---------- ENTRIES PROVIDED
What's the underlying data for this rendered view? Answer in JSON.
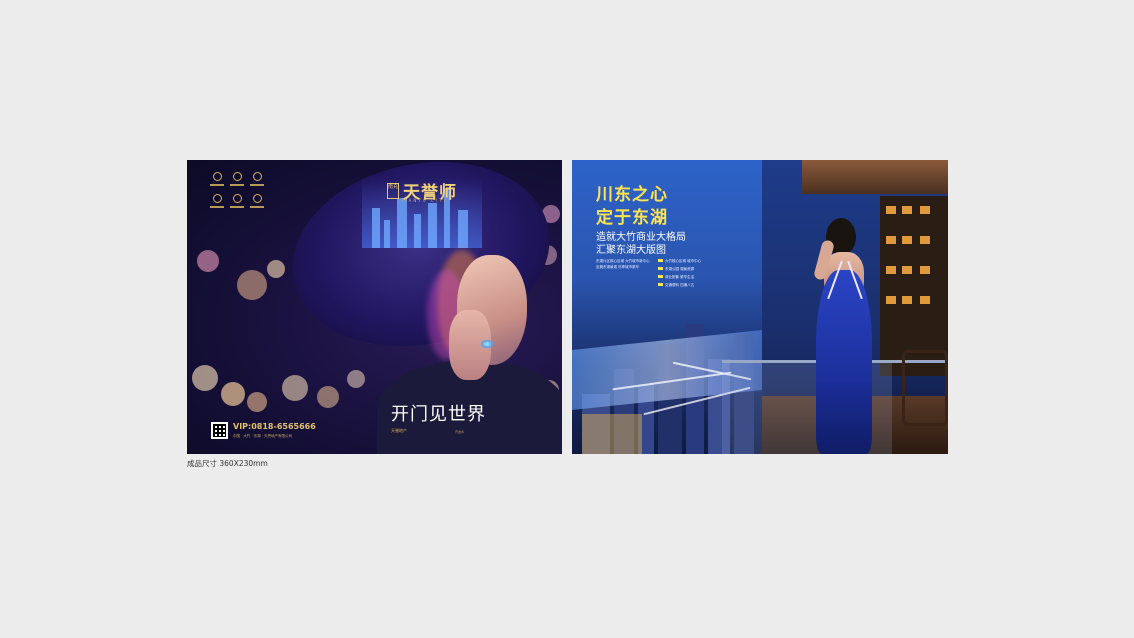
{
  "left_brochure": {
    "brand": {
      "seal": "南充",
      "name": "天誉师",
      "sub": "TIANYU CITY"
    },
    "slogan": "开门见世界",
    "vip": "VIP:0818-6565666",
    "vip_sub": "中国 · 大竹 · 东湖 · 天誉地产有限公司",
    "developer": "天誉地产",
    "developer_sub": "开发商"
  },
  "right_brochure": {
    "title_line1": "川东之心",
    "title_line2": "定于东湖",
    "sub_line1": "造就大竹商业大格局",
    "sub_line2": "汇聚东湖大版图",
    "body": "东湖片区核心区域 大竹城市新中心 坐拥东湖景观 尽享城市繁华",
    "bullets": [
      "大竹核心区域 城市中心",
      "东湖公园 湖景资源",
      "商业配套 繁华生活",
      "交通便利 四通八达"
    ]
  },
  "caption": "成品尺寸  360X230mm",
  "colors": {
    "background": "#ececed",
    "gold": "#f1d27a",
    "title_yellow": "#ffe44d"
  }
}
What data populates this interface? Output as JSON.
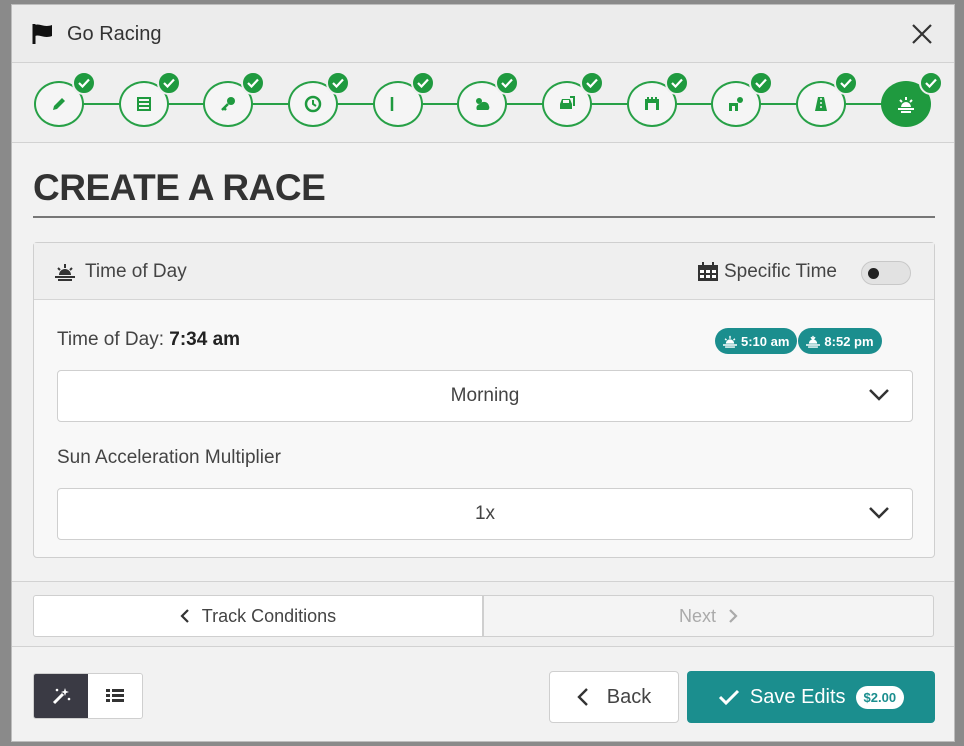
{
  "window": {
    "title": "Go Racing",
    "icons": {
      "flag": "flag-icon",
      "close": "close-icon"
    }
  },
  "stepper": {
    "steps": [
      {
        "icon": "pencil-icon",
        "completed": true
      },
      {
        "icon": "list-icon",
        "completed": true
      },
      {
        "icon": "key-icon",
        "completed": true
      },
      {
        "icon": "clock-icon",
        "completed": true
      },
      {
        "icon": "flag-icon",
        "completed": true
      },
      {
        "icon": "weather-icon",
        "completed": true
      },
      {
        "icon": "car-icon",
        "completed": true
      },
      {
        "icon": "garage-icon",
        "completed": true
      },
      {
        "icon": "pit-icon",
        "completed": true
      },
      {
        "icon": "track-icon",
        "completed": true
      },
      {
        "icon": "sunrise-icon",
        "completed": true,
        "active": true
      }
    ]
  },
  "page": {
    "heading": "CREATE A RACE"
  },
  "panel": {
    "title": "Time of Day",
    "specific_time_label": "Specific Time",
    "specific_time_on": false,
    "time_of_day_label": "Time of Day: ",
    "time_of_day_value": "7:34 am",
    "sunrise": "5:10 am",
    "sunset": "8:52 pm",
    "time_select": "Morning",
    "sun_accel_label": "Sun Acceleration Multiplier",
    "sun_accel_select": "1x"
  },
  "nav": {
    "prev": "Track Conditions",
    "next": "Next"
  },
  "footer": {
    "back": "Back",
    "save": "Save Edits",
    "price": "$2.00"
  },
  "colors": {
    "green": "#1f9a3f",
    "teal": "#1b8e8e"
  }
}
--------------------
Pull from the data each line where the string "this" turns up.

What's the underlying data for this rendered view? Answer in JSON.
What data populates this interface? Output as JSON.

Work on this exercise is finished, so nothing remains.